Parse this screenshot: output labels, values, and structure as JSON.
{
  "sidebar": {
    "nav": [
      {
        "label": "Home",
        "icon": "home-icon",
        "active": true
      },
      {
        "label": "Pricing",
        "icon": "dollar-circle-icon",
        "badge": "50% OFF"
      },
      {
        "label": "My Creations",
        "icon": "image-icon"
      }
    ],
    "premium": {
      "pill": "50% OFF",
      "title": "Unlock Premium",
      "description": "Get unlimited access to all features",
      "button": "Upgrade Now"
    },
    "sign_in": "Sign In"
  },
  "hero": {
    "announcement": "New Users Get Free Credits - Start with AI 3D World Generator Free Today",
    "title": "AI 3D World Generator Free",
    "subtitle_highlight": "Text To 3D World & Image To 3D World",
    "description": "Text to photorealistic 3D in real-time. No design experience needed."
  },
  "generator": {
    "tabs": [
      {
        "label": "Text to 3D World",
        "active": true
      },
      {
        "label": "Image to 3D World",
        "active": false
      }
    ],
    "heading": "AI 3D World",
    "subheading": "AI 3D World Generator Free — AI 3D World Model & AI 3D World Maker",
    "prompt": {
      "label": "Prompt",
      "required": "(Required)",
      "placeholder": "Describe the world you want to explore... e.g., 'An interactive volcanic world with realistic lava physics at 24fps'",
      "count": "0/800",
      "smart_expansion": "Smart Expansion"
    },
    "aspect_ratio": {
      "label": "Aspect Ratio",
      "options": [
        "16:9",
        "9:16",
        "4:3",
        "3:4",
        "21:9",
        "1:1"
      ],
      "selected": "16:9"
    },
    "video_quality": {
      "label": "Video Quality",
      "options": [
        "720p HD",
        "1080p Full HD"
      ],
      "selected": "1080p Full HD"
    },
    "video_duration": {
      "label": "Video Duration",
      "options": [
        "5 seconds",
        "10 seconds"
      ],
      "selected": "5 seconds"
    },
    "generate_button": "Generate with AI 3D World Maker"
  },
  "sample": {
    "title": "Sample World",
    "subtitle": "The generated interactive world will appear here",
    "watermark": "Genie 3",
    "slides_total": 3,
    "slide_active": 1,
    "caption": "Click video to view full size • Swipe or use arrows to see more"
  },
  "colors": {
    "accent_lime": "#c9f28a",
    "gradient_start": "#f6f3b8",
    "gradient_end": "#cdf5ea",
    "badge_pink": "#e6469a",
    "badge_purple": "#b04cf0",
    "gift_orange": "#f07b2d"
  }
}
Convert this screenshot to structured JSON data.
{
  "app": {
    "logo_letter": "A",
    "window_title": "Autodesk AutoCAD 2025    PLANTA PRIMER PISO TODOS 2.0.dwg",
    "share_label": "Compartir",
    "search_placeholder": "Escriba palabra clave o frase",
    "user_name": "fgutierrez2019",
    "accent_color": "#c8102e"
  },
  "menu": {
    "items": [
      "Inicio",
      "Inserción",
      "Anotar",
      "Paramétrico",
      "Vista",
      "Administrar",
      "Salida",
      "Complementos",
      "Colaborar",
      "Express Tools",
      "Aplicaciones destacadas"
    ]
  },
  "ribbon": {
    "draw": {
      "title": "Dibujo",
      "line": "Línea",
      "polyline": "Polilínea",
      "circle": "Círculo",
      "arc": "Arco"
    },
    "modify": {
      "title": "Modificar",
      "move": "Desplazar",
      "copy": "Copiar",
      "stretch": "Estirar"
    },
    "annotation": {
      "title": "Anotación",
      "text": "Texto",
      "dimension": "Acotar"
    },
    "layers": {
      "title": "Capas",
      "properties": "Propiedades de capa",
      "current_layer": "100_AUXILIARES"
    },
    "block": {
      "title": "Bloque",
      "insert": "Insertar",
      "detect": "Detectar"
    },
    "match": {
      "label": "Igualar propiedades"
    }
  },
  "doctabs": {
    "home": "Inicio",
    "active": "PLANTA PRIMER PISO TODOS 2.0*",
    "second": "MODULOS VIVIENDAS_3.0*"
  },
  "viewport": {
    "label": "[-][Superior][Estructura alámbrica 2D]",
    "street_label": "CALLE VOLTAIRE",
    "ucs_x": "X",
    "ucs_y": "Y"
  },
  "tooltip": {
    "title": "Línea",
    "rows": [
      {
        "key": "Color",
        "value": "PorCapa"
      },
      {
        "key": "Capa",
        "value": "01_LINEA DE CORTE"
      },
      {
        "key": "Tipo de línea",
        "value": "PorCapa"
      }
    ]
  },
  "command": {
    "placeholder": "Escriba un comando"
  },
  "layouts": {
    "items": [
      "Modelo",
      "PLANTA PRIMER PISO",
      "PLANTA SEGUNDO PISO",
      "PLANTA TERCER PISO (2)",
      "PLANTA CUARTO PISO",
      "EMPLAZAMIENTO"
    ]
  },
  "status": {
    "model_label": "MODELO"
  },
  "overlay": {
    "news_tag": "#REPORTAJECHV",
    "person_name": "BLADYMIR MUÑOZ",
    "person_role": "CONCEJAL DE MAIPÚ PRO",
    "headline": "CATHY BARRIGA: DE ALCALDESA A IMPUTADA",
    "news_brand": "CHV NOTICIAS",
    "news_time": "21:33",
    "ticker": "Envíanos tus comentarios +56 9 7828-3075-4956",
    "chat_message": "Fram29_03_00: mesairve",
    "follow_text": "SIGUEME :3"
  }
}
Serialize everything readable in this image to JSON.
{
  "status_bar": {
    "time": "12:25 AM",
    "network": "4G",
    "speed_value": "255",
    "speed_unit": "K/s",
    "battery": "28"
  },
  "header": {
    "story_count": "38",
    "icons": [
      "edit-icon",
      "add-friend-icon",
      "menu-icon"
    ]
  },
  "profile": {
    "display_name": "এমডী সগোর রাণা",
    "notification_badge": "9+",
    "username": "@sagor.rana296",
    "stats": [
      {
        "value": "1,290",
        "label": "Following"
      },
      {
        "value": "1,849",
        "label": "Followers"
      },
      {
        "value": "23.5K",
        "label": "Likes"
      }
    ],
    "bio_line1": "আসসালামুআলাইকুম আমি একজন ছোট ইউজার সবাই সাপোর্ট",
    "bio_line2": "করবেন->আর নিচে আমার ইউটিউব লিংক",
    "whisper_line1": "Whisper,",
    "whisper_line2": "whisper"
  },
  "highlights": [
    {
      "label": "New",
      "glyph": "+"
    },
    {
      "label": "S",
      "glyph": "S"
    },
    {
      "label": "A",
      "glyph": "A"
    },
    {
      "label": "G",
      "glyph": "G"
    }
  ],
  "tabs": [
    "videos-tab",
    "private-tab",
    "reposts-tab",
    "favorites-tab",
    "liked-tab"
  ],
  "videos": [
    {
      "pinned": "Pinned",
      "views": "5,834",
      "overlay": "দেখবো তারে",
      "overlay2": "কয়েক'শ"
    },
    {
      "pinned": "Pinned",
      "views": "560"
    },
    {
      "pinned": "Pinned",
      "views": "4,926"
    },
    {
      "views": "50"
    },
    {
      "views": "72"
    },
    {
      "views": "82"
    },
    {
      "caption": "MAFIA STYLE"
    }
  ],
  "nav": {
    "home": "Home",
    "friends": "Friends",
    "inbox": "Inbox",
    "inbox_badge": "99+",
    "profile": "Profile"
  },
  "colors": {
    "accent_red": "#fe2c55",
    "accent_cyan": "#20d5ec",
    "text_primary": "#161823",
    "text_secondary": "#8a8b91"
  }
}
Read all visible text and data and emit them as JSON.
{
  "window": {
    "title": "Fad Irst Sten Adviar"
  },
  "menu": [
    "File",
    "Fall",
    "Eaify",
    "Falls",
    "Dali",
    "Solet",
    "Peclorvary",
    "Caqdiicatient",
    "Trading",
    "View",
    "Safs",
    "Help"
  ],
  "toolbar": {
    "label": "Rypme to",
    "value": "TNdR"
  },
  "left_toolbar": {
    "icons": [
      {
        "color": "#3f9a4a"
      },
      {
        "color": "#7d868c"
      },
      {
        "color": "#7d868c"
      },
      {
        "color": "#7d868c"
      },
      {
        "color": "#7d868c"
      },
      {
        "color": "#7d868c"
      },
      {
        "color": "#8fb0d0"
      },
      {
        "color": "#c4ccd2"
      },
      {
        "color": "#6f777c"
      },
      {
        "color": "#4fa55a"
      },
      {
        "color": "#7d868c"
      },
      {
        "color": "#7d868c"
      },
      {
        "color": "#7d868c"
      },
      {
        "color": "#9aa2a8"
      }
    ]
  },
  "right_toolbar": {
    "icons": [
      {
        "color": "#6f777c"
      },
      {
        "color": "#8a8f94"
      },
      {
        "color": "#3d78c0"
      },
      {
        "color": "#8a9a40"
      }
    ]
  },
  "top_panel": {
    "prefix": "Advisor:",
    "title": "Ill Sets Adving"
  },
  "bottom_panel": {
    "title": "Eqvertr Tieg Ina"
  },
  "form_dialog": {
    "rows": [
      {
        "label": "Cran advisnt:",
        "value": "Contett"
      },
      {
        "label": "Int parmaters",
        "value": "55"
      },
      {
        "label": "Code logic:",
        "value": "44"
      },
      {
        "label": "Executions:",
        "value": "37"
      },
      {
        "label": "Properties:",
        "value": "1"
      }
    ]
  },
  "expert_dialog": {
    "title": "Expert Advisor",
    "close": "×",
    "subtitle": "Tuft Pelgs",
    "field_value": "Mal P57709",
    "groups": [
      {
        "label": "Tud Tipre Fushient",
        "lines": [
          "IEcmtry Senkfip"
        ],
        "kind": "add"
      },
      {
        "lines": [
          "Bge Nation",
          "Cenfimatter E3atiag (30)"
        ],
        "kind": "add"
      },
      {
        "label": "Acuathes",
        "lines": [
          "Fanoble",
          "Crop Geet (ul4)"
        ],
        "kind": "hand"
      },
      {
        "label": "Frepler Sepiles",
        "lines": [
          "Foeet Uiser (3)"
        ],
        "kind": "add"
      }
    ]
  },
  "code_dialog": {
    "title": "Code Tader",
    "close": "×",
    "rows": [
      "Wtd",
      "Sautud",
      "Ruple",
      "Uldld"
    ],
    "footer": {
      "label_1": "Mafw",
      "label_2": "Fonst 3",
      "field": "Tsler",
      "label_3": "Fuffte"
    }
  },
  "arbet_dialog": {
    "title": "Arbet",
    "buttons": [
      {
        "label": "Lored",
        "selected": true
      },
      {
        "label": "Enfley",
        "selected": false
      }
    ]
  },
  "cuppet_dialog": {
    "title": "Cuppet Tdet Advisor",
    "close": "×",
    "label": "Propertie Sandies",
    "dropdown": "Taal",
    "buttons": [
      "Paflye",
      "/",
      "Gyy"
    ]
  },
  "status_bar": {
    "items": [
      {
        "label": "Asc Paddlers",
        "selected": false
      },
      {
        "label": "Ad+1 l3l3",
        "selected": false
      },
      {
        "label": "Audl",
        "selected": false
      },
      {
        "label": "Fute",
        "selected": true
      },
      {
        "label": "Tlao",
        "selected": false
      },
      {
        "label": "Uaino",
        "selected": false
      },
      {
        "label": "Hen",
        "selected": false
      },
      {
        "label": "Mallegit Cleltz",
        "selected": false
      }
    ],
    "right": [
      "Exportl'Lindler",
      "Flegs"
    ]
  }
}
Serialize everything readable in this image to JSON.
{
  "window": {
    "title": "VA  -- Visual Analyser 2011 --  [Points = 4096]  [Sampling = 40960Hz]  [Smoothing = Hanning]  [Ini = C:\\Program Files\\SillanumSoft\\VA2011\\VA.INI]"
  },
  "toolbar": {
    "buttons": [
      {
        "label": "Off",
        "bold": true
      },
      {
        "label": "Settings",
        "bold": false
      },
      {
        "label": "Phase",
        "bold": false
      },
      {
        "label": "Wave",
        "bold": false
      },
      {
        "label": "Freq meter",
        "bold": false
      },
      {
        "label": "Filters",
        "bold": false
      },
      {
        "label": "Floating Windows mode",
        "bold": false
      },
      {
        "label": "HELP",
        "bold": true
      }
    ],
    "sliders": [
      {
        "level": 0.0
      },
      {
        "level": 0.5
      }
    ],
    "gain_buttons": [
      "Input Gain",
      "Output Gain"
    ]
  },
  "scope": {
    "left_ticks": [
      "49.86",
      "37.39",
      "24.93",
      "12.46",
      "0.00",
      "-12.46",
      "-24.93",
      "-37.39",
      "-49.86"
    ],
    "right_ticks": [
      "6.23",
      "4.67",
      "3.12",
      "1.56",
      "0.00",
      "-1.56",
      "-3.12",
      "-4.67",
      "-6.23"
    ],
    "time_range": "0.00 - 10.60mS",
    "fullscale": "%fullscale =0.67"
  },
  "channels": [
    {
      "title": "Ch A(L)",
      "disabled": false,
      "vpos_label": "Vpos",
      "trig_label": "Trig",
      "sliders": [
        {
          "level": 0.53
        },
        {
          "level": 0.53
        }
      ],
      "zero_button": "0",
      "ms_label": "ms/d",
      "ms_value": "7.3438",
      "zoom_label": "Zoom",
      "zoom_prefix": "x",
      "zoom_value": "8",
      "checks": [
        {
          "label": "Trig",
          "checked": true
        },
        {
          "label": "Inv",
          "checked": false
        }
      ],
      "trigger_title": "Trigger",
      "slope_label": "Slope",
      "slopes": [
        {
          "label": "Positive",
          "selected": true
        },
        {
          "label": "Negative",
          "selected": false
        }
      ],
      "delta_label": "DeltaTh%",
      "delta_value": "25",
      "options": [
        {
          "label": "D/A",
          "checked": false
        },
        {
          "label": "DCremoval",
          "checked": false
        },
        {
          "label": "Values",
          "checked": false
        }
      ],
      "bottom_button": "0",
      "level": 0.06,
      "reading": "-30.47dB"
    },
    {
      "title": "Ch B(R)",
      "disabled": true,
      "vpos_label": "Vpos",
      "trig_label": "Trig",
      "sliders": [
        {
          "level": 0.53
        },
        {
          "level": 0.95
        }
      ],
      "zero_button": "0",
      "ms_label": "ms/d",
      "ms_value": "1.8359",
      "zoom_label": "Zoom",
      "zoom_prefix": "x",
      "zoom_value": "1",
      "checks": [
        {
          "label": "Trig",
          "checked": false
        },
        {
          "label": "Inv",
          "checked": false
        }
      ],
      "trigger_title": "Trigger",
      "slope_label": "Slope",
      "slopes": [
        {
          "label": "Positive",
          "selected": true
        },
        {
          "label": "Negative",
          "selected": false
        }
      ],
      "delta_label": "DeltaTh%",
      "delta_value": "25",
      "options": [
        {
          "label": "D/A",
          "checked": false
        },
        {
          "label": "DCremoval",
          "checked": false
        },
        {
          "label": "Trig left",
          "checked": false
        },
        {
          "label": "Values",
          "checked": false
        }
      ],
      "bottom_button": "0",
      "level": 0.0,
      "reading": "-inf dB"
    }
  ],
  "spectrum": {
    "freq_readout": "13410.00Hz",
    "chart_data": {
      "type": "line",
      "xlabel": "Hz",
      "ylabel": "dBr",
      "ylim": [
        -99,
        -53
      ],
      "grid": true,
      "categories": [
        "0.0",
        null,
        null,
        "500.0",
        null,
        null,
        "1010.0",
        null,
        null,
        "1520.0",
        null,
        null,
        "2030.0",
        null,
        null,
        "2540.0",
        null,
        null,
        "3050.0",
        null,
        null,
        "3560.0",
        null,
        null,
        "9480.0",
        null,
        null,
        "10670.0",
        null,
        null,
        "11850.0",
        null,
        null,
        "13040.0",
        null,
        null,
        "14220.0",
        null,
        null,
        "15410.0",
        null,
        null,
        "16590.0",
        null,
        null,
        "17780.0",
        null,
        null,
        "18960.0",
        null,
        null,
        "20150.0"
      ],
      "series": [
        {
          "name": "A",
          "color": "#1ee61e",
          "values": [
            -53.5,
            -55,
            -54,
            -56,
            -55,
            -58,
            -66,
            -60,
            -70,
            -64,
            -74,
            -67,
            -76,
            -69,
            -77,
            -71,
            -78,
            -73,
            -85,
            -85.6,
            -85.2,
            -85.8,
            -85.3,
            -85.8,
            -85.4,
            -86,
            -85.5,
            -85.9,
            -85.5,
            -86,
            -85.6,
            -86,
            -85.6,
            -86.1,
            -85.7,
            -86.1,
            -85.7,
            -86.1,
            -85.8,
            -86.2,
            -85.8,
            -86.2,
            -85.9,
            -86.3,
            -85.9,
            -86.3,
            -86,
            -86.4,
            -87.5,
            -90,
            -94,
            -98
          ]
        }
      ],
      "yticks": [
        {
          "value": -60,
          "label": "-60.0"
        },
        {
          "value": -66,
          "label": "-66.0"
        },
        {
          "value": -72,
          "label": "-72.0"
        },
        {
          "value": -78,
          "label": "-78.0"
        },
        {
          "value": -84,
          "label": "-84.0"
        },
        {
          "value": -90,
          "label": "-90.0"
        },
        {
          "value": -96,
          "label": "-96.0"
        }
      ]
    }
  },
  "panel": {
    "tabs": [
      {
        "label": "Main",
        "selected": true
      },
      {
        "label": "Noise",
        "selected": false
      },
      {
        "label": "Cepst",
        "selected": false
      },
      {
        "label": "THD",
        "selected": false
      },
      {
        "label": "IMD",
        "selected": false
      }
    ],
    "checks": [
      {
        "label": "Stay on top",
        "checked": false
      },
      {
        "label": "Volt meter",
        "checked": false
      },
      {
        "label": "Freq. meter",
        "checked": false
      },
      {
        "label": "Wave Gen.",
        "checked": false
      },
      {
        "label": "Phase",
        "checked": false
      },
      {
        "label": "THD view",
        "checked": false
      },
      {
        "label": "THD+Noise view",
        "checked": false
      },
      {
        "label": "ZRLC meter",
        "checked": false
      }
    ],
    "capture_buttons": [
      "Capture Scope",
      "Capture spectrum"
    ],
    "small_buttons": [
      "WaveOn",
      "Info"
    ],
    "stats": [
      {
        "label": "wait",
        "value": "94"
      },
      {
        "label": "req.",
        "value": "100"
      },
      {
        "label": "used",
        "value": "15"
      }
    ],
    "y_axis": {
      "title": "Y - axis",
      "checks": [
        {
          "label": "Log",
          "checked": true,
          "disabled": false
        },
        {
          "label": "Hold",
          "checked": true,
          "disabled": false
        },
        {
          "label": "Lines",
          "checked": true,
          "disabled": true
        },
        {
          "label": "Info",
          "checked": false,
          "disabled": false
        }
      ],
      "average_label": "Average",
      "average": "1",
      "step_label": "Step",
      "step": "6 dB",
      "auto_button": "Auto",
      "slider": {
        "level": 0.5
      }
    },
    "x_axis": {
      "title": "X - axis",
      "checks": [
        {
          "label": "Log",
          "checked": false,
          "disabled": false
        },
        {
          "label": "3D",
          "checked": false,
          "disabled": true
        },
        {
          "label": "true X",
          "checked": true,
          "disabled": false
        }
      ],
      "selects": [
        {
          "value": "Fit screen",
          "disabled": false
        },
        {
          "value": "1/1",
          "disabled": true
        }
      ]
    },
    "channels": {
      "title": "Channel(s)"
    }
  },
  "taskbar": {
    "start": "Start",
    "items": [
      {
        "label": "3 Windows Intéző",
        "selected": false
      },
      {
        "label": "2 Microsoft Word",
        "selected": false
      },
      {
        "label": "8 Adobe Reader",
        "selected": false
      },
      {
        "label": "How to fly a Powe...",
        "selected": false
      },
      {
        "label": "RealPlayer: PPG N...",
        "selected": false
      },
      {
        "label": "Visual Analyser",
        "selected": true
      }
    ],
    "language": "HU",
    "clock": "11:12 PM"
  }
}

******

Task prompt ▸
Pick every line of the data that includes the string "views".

Response to this task ▸
      "views": "5,834",
      "views": "560"
      "views": "4,926"
      "views": "50"
      "views": "72"
      "views": "82"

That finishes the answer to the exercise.